The Jet Propulsion Laboratory (JPL) is a NASA Federally Funded Research and Development Center focused on space exploration. Innovative technology created and/or used by JPL has taken humanity far beyond regions of space where we can actually travel ourselves. In order to enable such challenging flight missions, JPL utilizes state-of-the-art propulsion systems. Activities in advanced deep space propulsion are essential at JPL in order to expedite the adoption of new propulsion technologies and have full confidence the flight systems will meet all mission requirements.
The Electric Propulsion (EP) Group at JPL performs two principal functions: First, it provides technological expertise for robotic spacecraft mission planners, implementers, and operators in support of current and near term flight projects. This expertise is geared toward A) increasing the reliability and life of EP systems as well as, B) reducing cost and mission time for spacecraft that would otherwise use conventional chemical propulsion systems. Specific examples of recent project support include the Ion Propulsion System (IPS) on the Dawn spacecraft and the development of the flight Colloid thrusters for ST7.
The second function of the Electric Propulsion Group is to identify and evaluate, through experiment and simulation, the feasibility of advanced propulsion concepts that may lead to significant advances in space transportation capability. Such new propulsion systems will be necessary to enable fast robotic exploration of the solar system (including sample return missions, outer planet orbiters and landers) and of the local interstellar neighborhood.

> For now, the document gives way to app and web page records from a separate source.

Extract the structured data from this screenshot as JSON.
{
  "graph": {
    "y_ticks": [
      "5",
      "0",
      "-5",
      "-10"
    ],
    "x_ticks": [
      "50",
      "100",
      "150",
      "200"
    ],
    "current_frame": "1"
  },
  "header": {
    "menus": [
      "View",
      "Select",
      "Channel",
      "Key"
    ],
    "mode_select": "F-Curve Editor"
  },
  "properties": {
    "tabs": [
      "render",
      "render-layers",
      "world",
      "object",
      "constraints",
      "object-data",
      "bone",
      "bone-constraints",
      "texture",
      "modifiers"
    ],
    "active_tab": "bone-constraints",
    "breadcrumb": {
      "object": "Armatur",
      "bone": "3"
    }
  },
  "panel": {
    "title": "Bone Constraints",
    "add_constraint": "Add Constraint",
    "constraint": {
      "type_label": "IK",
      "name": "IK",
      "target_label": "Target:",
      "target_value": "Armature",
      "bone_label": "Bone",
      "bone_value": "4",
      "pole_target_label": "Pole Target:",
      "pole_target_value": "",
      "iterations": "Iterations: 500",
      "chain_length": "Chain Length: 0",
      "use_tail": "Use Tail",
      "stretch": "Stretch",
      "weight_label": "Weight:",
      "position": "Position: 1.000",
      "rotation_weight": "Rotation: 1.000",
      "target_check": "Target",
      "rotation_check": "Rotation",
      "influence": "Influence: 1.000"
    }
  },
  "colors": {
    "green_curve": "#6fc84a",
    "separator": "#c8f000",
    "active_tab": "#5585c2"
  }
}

Trailblazing has been the business of JPL since it was established by the California Institute of Technology in the 1930s. Pushing the outer edge of exploration, in fact, is the reason JPL exists as a NASA laboratory. JPL’s Electric Propulsion Group is proud to be a part in this on-going exploration of the frontiers of space.
- The AIAA Electric Propulsion Technical Committee has recognized the paper, "Conducting Wall Hall Thrusters," by D.M. Goebel, R. Hofer, I.G. Mikellides, I. Katz, J. Polk, and B. Dotson as the Best Paper in Electric Propulsion from the 2013 AIAA Joint Propulsion Conference. The JPL Electric Propulsion Group has won this award 9 out of 10 times since 2004.
- JPL researchers have shown how a new technology called magnetic shielding significantly increases the life of Hall thrusters while enabling operating voltages 100 percent higher than previously demonstrated. An online article describing this work is available here.
- The Asteroid Return Mission concept envisioned by our own Dr. John Brophy has been in the news quite a bit lately. A key technology enabling this mission is Magnetic Shielding in Hall thrusters, described below. The original study sponsored by the Keck Institute for Space Science can be found here.
- Results from a two-year program aimed at demonstrating the first principles of magnetic shielding in Hall thrusters were recently published in Applied Physics Letters. (Mikellides, I. G., Katz, I., Hofer, R. R., and Goebel, D. M., "Magnetic Shielding of Walls from the Unmagnetized Ion Beam in a Hall Thruster," Applied Physics Letters, 102, 2, 023509 (2013).) Magnetic shielding is a technique that radically reduces wall erosion in Hall thrusters, effectively eliminating thruster lifetime as a practical concern in space mission design.
Launched Sept. 2007, NASA's Dawn spacecraft is being propelled by a trio of NSTAR ion thrusters on its journey to visit the two heaviest main-belt asteroids, Vesta and Ceres. (Credit: Background- William K. Hartmann, Courtesy of UCLA; image-NASA/MCREL)